### Data for review
──────

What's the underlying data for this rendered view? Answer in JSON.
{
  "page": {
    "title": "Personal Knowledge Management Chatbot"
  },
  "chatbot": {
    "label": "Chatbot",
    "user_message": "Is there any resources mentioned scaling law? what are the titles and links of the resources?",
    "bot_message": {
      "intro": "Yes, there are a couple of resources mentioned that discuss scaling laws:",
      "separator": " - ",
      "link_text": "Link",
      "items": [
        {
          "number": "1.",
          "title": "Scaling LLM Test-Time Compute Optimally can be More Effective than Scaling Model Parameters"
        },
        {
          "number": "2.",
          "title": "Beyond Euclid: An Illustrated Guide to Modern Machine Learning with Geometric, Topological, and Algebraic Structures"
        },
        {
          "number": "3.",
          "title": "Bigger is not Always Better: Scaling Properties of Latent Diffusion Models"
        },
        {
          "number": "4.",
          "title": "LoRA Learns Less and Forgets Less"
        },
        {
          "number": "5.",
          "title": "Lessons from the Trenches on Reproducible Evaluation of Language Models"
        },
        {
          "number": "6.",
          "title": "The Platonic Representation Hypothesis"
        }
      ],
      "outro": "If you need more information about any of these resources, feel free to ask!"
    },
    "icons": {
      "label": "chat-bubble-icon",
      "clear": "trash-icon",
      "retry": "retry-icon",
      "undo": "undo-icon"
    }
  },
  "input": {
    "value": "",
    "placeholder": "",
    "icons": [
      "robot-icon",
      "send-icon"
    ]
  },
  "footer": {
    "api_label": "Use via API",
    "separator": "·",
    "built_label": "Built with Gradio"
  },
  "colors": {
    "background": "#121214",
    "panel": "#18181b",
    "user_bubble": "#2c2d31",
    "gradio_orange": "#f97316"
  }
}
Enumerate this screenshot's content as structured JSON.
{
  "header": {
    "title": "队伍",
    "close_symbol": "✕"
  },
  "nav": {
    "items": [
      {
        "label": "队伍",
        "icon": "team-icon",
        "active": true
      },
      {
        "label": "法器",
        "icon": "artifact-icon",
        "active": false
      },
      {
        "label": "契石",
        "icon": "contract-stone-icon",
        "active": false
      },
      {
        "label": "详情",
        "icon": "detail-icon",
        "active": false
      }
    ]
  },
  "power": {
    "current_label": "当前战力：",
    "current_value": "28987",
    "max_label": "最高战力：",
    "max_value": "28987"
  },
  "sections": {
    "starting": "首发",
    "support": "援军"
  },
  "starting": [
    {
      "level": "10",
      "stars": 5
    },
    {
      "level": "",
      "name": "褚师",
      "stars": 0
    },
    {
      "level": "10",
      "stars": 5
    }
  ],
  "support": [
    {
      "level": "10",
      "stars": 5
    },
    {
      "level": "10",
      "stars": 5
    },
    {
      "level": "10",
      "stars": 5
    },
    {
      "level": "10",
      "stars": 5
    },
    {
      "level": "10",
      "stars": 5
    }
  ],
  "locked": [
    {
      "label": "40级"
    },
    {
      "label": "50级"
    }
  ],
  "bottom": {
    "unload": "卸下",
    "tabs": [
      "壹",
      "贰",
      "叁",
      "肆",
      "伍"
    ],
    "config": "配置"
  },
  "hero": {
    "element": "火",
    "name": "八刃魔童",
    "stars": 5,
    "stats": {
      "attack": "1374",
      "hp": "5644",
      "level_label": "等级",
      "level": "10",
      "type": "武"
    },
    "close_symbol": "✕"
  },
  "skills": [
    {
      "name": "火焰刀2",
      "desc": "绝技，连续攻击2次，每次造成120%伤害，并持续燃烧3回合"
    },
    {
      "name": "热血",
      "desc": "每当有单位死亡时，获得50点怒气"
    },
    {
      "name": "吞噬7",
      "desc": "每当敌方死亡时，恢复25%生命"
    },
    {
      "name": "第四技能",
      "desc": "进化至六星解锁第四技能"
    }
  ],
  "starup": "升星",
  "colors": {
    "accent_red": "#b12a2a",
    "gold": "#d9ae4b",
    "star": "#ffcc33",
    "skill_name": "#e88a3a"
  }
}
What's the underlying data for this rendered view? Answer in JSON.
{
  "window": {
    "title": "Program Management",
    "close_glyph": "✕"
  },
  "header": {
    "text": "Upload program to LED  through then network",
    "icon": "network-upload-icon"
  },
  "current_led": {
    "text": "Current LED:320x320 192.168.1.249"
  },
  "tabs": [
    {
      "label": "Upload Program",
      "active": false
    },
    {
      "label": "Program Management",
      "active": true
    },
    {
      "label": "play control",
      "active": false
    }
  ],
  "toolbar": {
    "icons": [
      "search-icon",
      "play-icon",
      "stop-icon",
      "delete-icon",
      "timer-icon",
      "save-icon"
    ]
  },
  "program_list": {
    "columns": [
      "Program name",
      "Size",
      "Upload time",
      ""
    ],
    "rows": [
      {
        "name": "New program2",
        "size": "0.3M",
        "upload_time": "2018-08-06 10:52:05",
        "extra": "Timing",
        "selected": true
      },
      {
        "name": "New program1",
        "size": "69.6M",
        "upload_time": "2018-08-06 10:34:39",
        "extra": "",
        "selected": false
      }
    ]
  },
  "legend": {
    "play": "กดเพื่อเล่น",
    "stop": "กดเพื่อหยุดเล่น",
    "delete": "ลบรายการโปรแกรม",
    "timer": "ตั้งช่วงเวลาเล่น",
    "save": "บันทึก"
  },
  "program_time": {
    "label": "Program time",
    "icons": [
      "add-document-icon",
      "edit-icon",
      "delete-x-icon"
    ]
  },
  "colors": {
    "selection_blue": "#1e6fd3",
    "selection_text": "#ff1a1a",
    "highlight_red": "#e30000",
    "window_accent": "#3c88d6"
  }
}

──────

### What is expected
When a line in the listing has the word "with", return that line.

### Written solution
          "title": "Beyond Euclid: An Illustrated Guide to Modern Machine Learning with Geometric, Topological, and Algebraic Structures"
    "built_label": "Built with Gradio"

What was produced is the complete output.